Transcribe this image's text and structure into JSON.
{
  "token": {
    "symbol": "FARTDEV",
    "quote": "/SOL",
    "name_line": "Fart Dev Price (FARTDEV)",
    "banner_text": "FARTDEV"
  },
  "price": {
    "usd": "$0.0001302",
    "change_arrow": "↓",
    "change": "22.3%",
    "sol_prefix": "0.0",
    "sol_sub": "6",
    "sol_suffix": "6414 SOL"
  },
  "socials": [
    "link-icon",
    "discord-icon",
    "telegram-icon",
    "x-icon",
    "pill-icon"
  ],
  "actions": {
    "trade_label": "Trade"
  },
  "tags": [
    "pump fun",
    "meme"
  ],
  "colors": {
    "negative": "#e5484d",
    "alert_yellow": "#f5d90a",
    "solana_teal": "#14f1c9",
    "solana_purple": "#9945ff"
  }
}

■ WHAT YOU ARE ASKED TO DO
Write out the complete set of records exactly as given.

■ EXERCISE RESULT
Transcribe this image's text and structure into JSON.
{
  "token": {
    "symbol": "FARTDEV",
    "quote": "/SOL",
    "name_line": "Fart Dev Price (FARTDEV)",
    "banner_text": "FARTDEV"
  },
  "price": {
    "usd": "$0.0001302",
    "change_arrow": "↓",
    "change": "22.3%",
    "sol_prefix": "0.0",
    "sol_sub": "6",
    "sol_suffix": "6414 SOL"
  },
  "socials": [
    "link-icon",
    "discord-icon",
    "telegram-icon",
    "x-icon",
    "pill-icon"
  ],
  "actions": {
    "trade_label": "Trade"
  },
  "tags": [
    "pump fun",
    "meme"
  ],
  "colors": {
    "negative": "#e5484d",
    "alert_yellow": "#f5d90a",
    "solana_teal": "#14f1c9",
    "solana_purple": "#9945ff"
  }
}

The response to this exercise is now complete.